The task>
If a line in the entries below includes "home", show that line.

Segment Open

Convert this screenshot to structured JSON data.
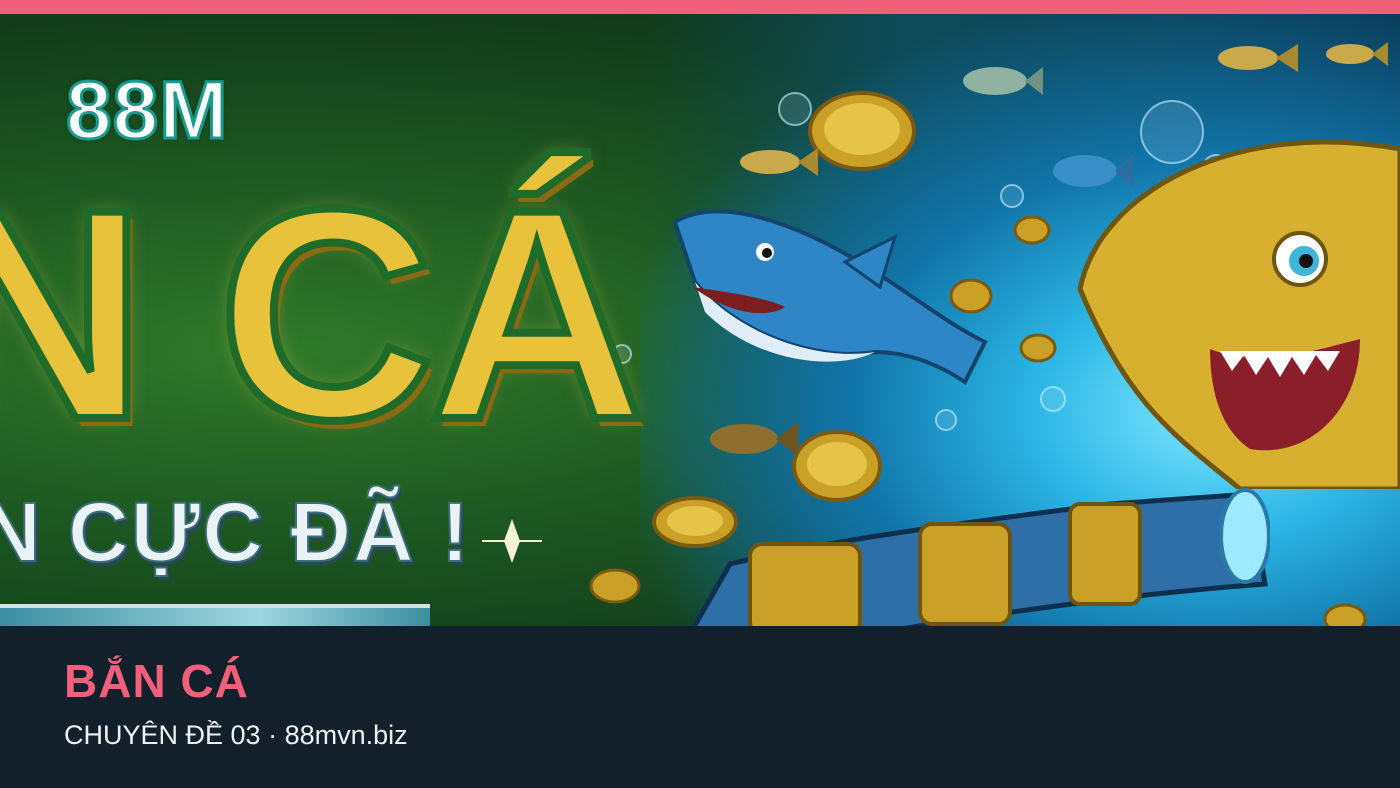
{
  "colors": {
    "accent": "#f0607a",
    "background": "#12202b",
    "text": "#eef2f4",
    "banner_green": "#1e5a22",
    "banner_blue": "#1174a8",
    "gold": "#e8c23a"
  },
  "banner": {
    "logo": "88M",
    "headline": "N CÁ",
    "subline": "N CỰC ĐÃ !",
    "image_icons": [
      "shark-icon",
      "coin-icon",
      "cannon-icon",
      "fish-icon",
      "bubble-icon",
      "sparkle-icon"
    ]
  },
  "card": {
    "title": "BẮN CÁ",
    "series": "CHUYÊN ĐỀ 03",
    "separator": "·",
    "domain": "88mvn.biz"
  }
}
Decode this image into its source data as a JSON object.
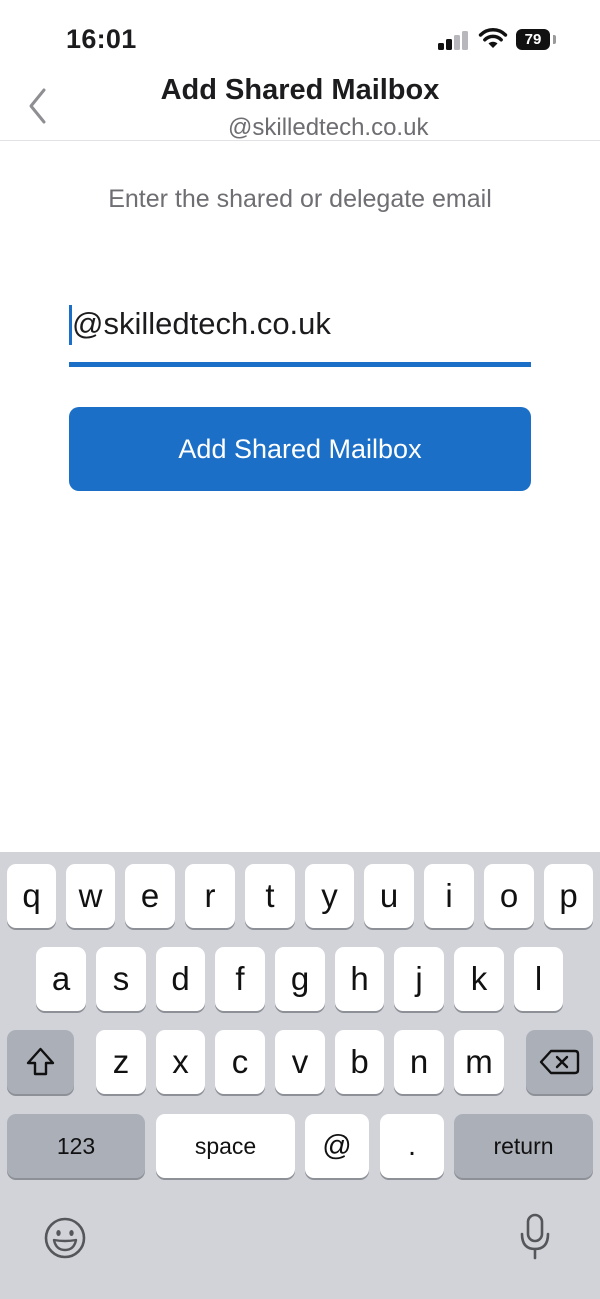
{
  "status_bar": {
    "time": "16:01",
    "battery": "79"
  },
  "nav": {
    "title": "Add Shared Mailbox",
    "subtitle": "@skilledtech.co.uk"
  },
  "form": {
    "prompt": "Enter the shared or delegate email",
    "email_value": "@skilledtech.co.uk",
    "submit_label": "Add Shared Mailbox"
  },
  "keyboard": {
    "row1": [
      "q",
      "w",
      "e",
      "r",
      "t",
      "y",
      "u",
      "i",
      "o",
      "p"
    ],
    "row2": [
      "a",
      "s",
      "d",
      "f",
      "g",
      "h",
      "j",
      "k",
      "l"
    ],
    "row3": [
      "z",
      "x",
      "c",
      "v",
      "b",
      "n",
      "m"
    ],
    "numbers_label": "123",
    "space_label": "space",
    "at_label": "@",
    "dot_label": ".",
    "return_label": "return",
    "icons": [
      "shift-icon",
      "delete-icon",
      "emoji-icon",
      "microphone-icon"
    ]
  },
  "colors": {
    "accent": "#1b6fc7",
    "keyboard_bg": "#d1d3d9",
    "dark_key": "#abafb8"
  }
}
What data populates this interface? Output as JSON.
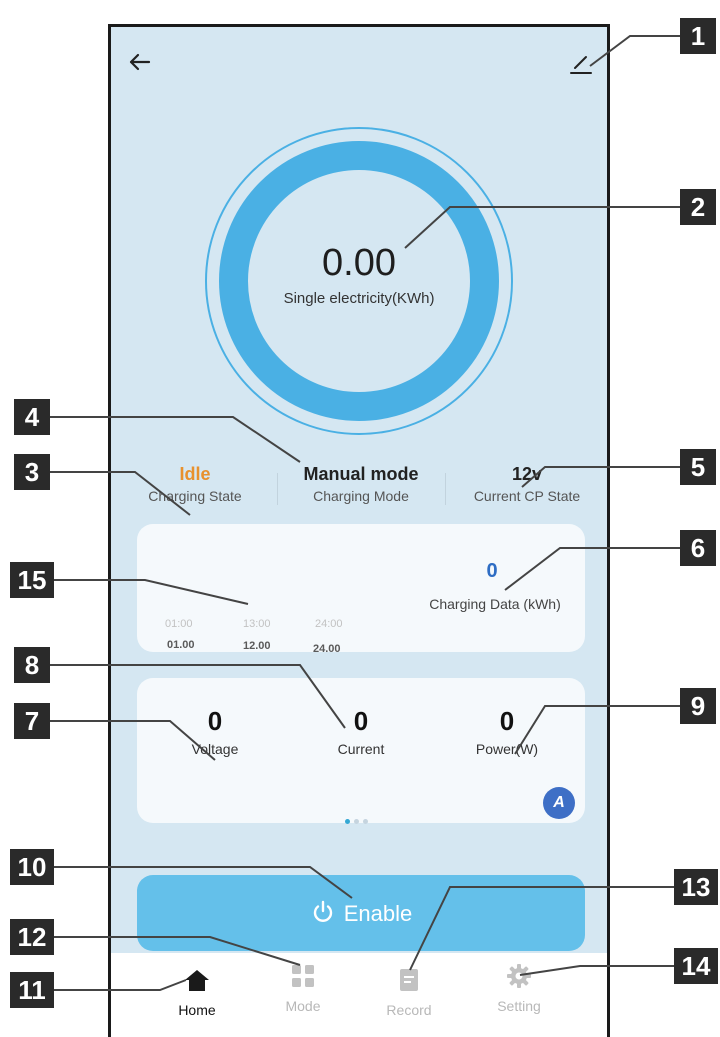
{
  "main": {
    "electricity_value": "0.00",
    "electricity_label": "Single electricity(KWh)"
  },
  "status": {
    "charging_state_value": "Idle",
    "charging_state_label": "Charging State",
    "charging_mode_value": "Manual mode",
    "charging_mode_label": "Charging Mode",
    "cp_state_value": "12v",
    "cp_state_label": "Current CP State"
  },
  "charging_data": {
    "times_top": [
      "01:00",
      "13:00",
      "24:00"
    ],
    "times_bottom": [
      "01.00",
      "12.00",
      "24.00"
    ],
    "value": "0",
    "label": "Charging Data (kWh)"
  },
  "measurements": {
    "voltage_value": "0",
    "voltage_label": "Voltage",
    "current_value": "0",
    "current_label": "Current",
    "power_value": "0",
    "power_label": "Power(W)",
    "auto_badge": "A"
  },
  "enable_button": {
    "label": "Enable"
  },
  "tabbar": {
    "home": "Home",
    "mode": "Mode",
    "record": "Record",
    "setting": "Setting"
  },
  "callouts": [
    "1",
    "2",
    "3",
    "4",
    "5",
    "6",
    "7",
    "8",
    "9",
    "10",
    "11",
    "12",
    "13",
    "14",
    "15"
  ],
  "colors": {
    "background": "#d5e7f2",
    "ring": "#4ab0e4",
    "idle": "#e8912d",
    "accent_blue": "#2e6dc4",
    "enable_button": "#64c0ea"
  },
  "icons": {
    "back": "back-arrow-icon",
    "edit": "edit-pencil-icon",
    "power": "power-icon",
    "home": "home-icon",
    "mode": "grid-icon",
    "record": "document-icon",
    "setting": "gear-icon"
  }
}
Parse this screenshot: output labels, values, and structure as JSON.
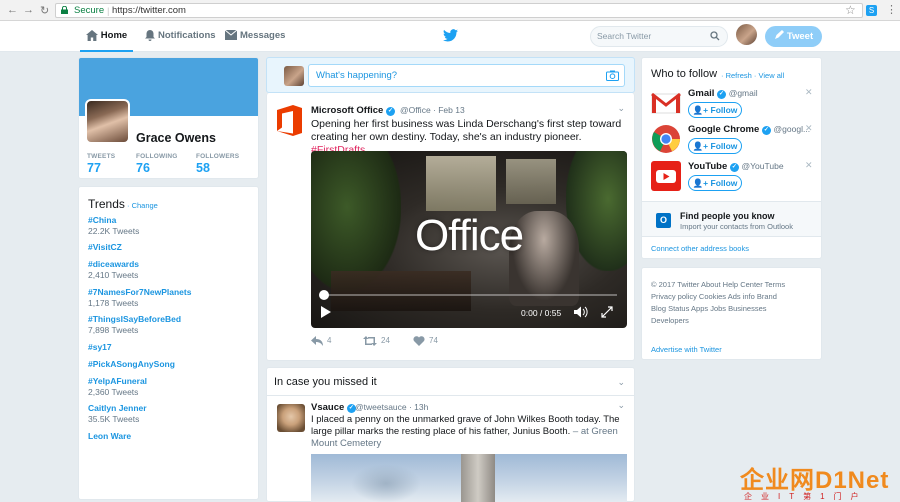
{
  "browser": {
    "secure_label": "Secure",
    "url": "https://twitter.com"
  },
  "nav": {
    "home": "Home",
    "notifications": "Notifications",
    "messages": "Messages",
    "search_placeholder": "Search Twitter",
    "tweet_button": "Tweet"
  },
  "profile": {
    "name": "Grace Owens",
    "stats": [
      {
        "label": "TWEETS",
        "value": "77"
      },
      {
        "label": "FOLLOWING",
        "value": "76"
      },
      {
        "label": "FOLLOWERS",
        "value": "58"
      }
    ]
  },
  "trends": {
    "title": "Trends",
    "change": "· Change",
    "items": [
      {
        "tag": "#China",
        "count": "22.2K Tweets"
      },
      {
        "tag": "#VisitCZ",
        "count": ""
      },
      {
        "tag": "#diceawards",
        "count": "2,410 Tweets"
      },
      {
        "tag": "#7NamesFor7NewPlanets",
        "count": "1,178 Tweets"
      },
      {
        "tag": "#ThingsISayBeforeBed",
        "count": "7,898 Tweets"
      },
      {
        "tag": "#sy17",
        "count": ""
      },
      {
        "tag": "#PickASongAnySong",
        "count": ""
      },
      {
        "tag": "#YelpAFuneral",
        "count": "2,360 Tweets"
      },
      {
        "tag": "Caitlyn Jenner",
        "count": "35.5K Tweets"
      },
      {
        "tag": "Leon Ware",
        "count": ""
      }
    ]
  },
  "compose": {
    "placeholder": "What's happening?"
  },
  "tweet": {
    "name": "Microsoft Office",
    "handle": "@Office · Feb 13",
    "text": "Opening her first business was Linda Derschang's first step toward creating her own destiny. Today, she's an industry pioneer. ",
    "hashtag": "#FirstDrafts",
    "video_title": "Office",
    "video_time": "0:00 / 0:55",
    "replies": "4",
    "retweets": "24",
    "likes": "74"
  },
  "icymi": {
    "title": "In case you missed it",
    "name": "Vsauce",
    "handle": "@tweetsauce · 13h",
    "text": "I placed a penny on the unmarked grave of John Wilkes Booth today. The large pillar marks the resting place of his father, Junius Booth. ",
    "location": "– at Green Mount Cemetery"
  },
  "who_to_follow": {
    "title": "Who to follow",
    "links": "· Refresh · View all",
    "accounts": [
      {
        "name": "Gmail",
        "handle": "@gmail"
      },
      {
        "name": "Google Chrome",
        "handle": "@googl..."
      },
      {
        "name": "YouTube",
        "handle": "@YouTube"
      }
    ],
    "follow_label": "Follow",
    "find_title": "Find people you know",
    "find_sub": "Import your contacts from Outlook",
    "connect": "Connect other address books"
  },
  "footer": {
    "lines": [
      "© 2017 Twitter  About  Help Center  Terms",
      "Privacy policy  Cookies  Ads info  Brand",
      "Blog  Status  Apps  Jobs  Businesses",
      "Developers"
    ],
    "advertise": "Advertise with Twitter"
  },
  "watermark": {
    "big": "企业网D1Net",
    "small": "企业IT第1门户"
  },
  "colors": {
    "accent": "#1da1f2",
    "banner": "#4aa3df",
    "hashtag": "#e0245e"
  }
}
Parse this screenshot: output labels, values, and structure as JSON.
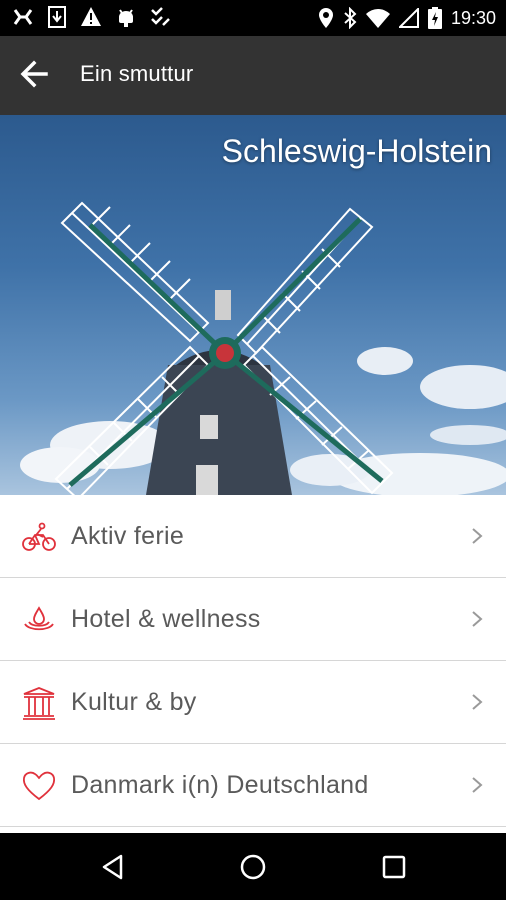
{
  "status_bar": {
    "time": "19:30",
    "left_icons": [
      "usb-debug-icon",
      "download-icon",
      "warning-icon",
      "android-icon",
      "checklist-icon"
    ],
    "right_icons": [
      "location-icon",
      "bluetooth-icon",
      "wifi-icon",
      "signal-icon",
      "battery-charging-icon"
    ]
  },
  "toolbar": {
    "title": "Ein smuttur",
    "back_icon": "arrow-back-icon"
  },
  "hero": {
    "title": "Schleswig-Holstein"
  },
  "menu": {
    "items": [
      {
        "label": "Aktiv ferie",
        "icon": "bicycle-icon"
      },
      {
        "label": "Hotel & wellness",
        "icon": "water-drop-icon"
      },
      {
        "label": "Kultur & by",
        "icon": "museum-icon"
      },
      {
        "label": "Danmark i(n) Deutschland",
        "icon": "heart-icon"
      }
    ]
  },
  "colors": {
    "toolbar": "#333333",
    "accent_icon": "#e0323c",
    "label_text": "#5a5a5a",
    "divider": "#d6d6d6"
  },
  "nav_bar": {
    "buttons": [
      "back-triangle-icon",
      "home-circle-icon",
      "recents-square-icon"
    ]
  }
}
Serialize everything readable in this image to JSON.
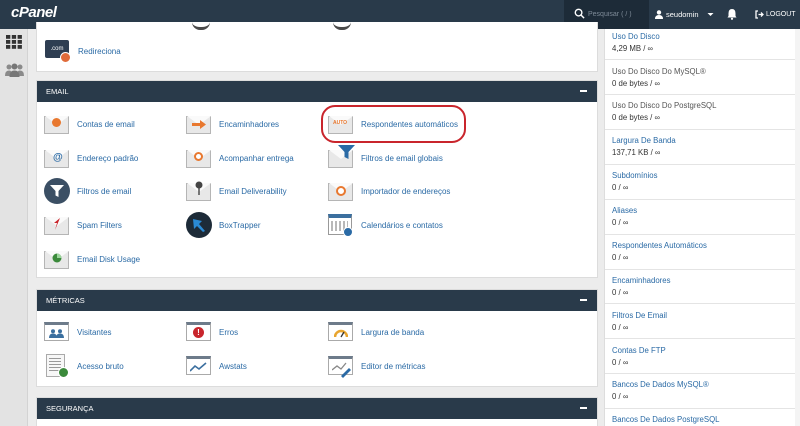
{
  "topbar": {
    "logo": "cPanel",
    "search_placeholder": "Pesquisar ( / )",
    "username": "seudomin",
    "logout": "LOGOUT"
  },
  "partial_section": {
    "tools": [
      {
        "label": "Redireciona",
        "icon": "redirect-icon"
      }
    ]
  },
  "email": {
    "title": "EMAIL",
    "tools": [
      {
        "label": "Contas de email",
        "icon": "email-accounts-icon"
      },
      {
        "label": "Encaminhadores",
        "icon": "forwarders-icon"
      },
      {
        "label": "Respondentes automáticos",
        "icon": "autoresponders-icon",
        "badge": "AUTO"
      },
      {
        "label": "Endereço padrão",
        "icon": "default-address-icon"
      },
      {
        "label": "Acompanhar entrega",
        "icon": "track-delivery-icon"
      },
      {
        "label": "Filtros de email globais",
        "icon": "global-filters-icon"
      },
      {
        "label": "Filtros de email",
        "icon": "email-filters-icon"
      },
      {
        "label": "Email Deliverability",
        "icon": "deliverability-icon"
      },
      {
        "label": "Importador de endereços",
        "icon": "address-importer-icon"
      },
      {
        "label": "Spam Filters",
        "icon": "spam-filters-icon"
      },
      {
        "label": "BoxTrapper",
        "icon": "boxtrapper-icon"
      },
      {
        "label": "Calendários e contatos",
        "icon": "calendars-icon"
      },
      {
        "label": "Email Disk Usage",
        "icon": "disk-usage-icon"
      }
    ]
  },
  "metricas": {
    "title": "MÉTRICAS",
    "tools": [
      {
        "label": "Visitantes",
        "icon": "visitors-icon"
      },
      {
        "label": "Erros",
        "icon": "errors-icon"
      },
      {
        "label": "Largura de banda",
        "icon": "bandwidth-icon"
      },
      {
        "label": "Acesso bruto",
        "icon": "raw-access-icon"
      },
      {
        "label": "Awstats",
        "icon": "awstats-icon"
      },
      {
        "label": "Editor de métricas",
        "icon": "metrics-editor-icon"
      }
    ]
  },
  "seguranca": {
    "title": "SEGURANÇA"
  },
  "stats": [
    {
      "label": "Uso Do Disco",
      "value": "4,29 MB / ∞",
      "link": true
    },
    {
      "label": "Uso Do Disco Do MySQL®",
      "value": "0 de bytes / ∞",
      "link": false
    },
    {
      "label": "Uso Do Disco Do PostgreSQL",
      "value": "0 de bytes / ∞",
      "link": false
    },
    {
      "label": "Largura De Banda",
      "value": "137,71 KB / ∞",
      "link": true
    },
    {
      "label": "Subdomínios",
      "value": "0 / ∞",
      "link": true
    },
    {
      "label": "Aliases",
      "value": "0 / ∞",
      "link": true
    },
    {
      "label": "Respondentes Automáticos",
      "value": "0 / ∞",
      "link": true
    },
    {
      "label": "Encaminhadores",
      "value": "0 / ∞",
      "link": true
    },
    {
      "label": "Filtros De Email",
      "value": "0 / ∞",
      "link": true
    },
    {
      "label": "Contas De FTP",
      "value": "0 / ∞",
      "link": true
    },
    {
      "label": "Bancos De Dados MySQL®",
      "value": "0 / ∞",
      "link": true
    },
    {
      "label": "Bancos De Dados PostgreSQL",
      "value": "",
      "link": true
    }
  ]
}
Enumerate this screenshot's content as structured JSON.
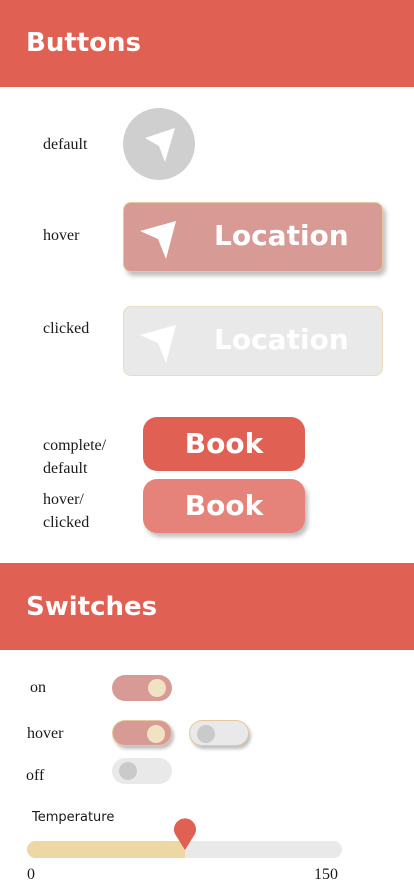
{
  "buttons_section": {
    "title": "Buttons",
    "states": {
      "default": "default",
      "hover": "hover",
      "clicked": "clicked",
      "complete_default_1": "complete/",
      "complete_default_2": "default",
      "hover_clicked_1": "hover/",
      "hover_clicked_2": "clicked"
    },
    "location_label": "Location",
    "book_label": "Book",
    "icon": "navigation-arrow-icon"
  },
  "switches_section": {
    "title": "Switches",
    "states": {
      "on": "on",
      "hover": "hover",
      "off": "off"
    },
    "toggles": {
      "on": true,
      "hover_on": true,
      "hover_off": false,
      "off": false
    }
  },
  "slider": {
    "label": "Temperature",
    "min": 0,
    "max": 150,
    "min_label": "0",
    "max_label": "150",
    "value_fraction": 0.5
  },
  "colors": {
    "header": "#e06153",
    "hover_button": "#d89a95",
    "disabled": "#e9e9e9",
    "knob_on": "#f1e2c4",
    "slider_fill": "#ecd7a5"
  }
}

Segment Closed

Result for this task>
    "home": "Home",
    "home": "home-icon",
    "home": "Home",
      "home-circle-icon",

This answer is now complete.